In the United States, people use more than 420 million gallons of gasoline in over 200 million vehicles everyday (with a total of seven billion miles traveled). That explains how dependent the country is to gasoline. And with the never-ceasing increase of gasoline prices, every car owner wants to know: where does my gasoline come from and how is it made?
If you own a car, you surely know how important gasoline is to your most prized investment. Of course, your car won’t run without gasoline. The power of your vehicle comes from the gasoline. But have you ever bothered to know where gasoline comes from?
Where does my gasoline come from, you might be asking now. Gasoline is a byproduct of crude oil, which comes from the remains or fossils of plants and animals that inhabited the Earth many years ago. That is why crude oil is called fossil fuel. Layers of sediment covered up these fossils, and extreme temperatures and pressure created mixtures of liquid hydrocarbons. A chemical combination of hydrogen and carbon, a hydrocarbon is commonly known as crude oil.

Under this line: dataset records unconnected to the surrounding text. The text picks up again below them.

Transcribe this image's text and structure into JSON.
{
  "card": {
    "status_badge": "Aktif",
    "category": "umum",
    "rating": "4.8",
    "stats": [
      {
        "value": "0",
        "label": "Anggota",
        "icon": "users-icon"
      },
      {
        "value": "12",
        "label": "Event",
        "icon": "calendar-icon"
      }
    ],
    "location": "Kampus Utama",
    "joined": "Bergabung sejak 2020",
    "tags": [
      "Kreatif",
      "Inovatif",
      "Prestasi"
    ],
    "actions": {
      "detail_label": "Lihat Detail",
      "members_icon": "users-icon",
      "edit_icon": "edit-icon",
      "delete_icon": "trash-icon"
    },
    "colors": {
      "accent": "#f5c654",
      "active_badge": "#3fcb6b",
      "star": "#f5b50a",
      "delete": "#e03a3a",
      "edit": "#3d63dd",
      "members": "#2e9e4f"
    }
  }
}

Since crude oil is composed of a combination of hydrocarbons, refineries divide hydrocarbons into various products. Aside from gasoline, the other refined crude oil products include kerosene, diesel, LPG (liquefied petroleum gases), cleaning solvents, jet fuel, residual fuel oil, heating oil, and other petroleum products. Refined crude oil is also used in manufacturing solid products such as plastics and asphalt.
So how is gasoline created from crude oil? Crude oil undergoes a refining method called fractional distillation—the same process used in making strong alcoholic drinks like rum, vodka, and whiskey—before it is converted into gasoline. The basic refining process involves dividing the crude oil into its different parts. This is done by heating the crude oil and pouring it into a distillation column for boiling or distilling the various hydrocarbon parts. The distillation column is a tall and cylindrical container with a lot of plates and trays where the distilled crude oil is condensed. Then the hydrocarbon compounds are condensed at varying temperatures. After the distillation of crude oil, the outcome undergoes transformation of molecular structure through chemical reactions. And the chemical reactions are achieved through a catalyst or a chemical that speeds up chemical reaction without being used in the reaction. Some chemical reactions are made through variations in pressure and heat.

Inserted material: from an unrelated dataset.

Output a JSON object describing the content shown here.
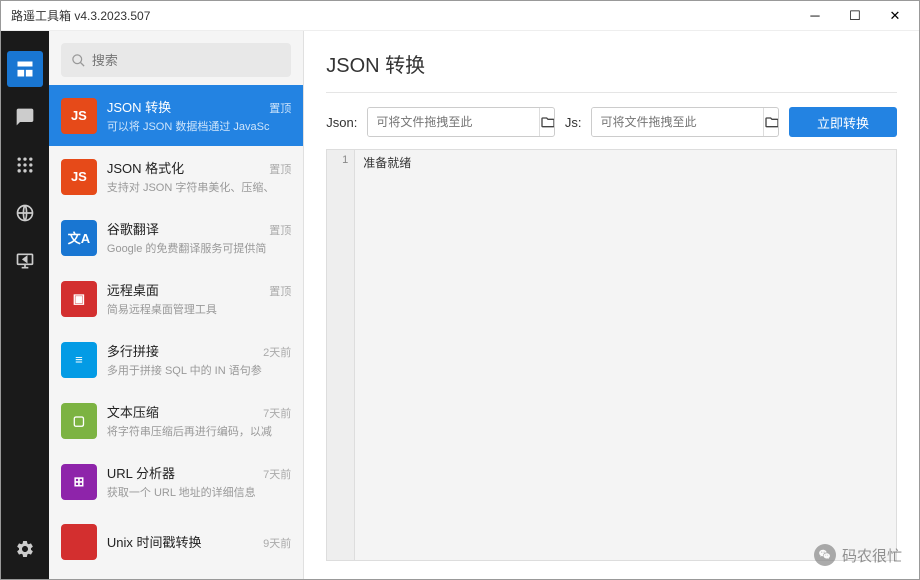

The type of refinery and the location determine the percentage of crude oil that is used to make gasoline. In countries like the United States with high demand for gasoline, the crude oil is pegged at around 50%. The figure is quite lower in Asia and Europe, though these regions produce higher proportions of other petroleum products such as heating oil and diesel oil.
At this point, your question as to “where does my gasoline come from” has been answered. To sum it up, gasoline is made from crude oil, which is fossil fuel that has gone through the refinery processes created by nature, and man.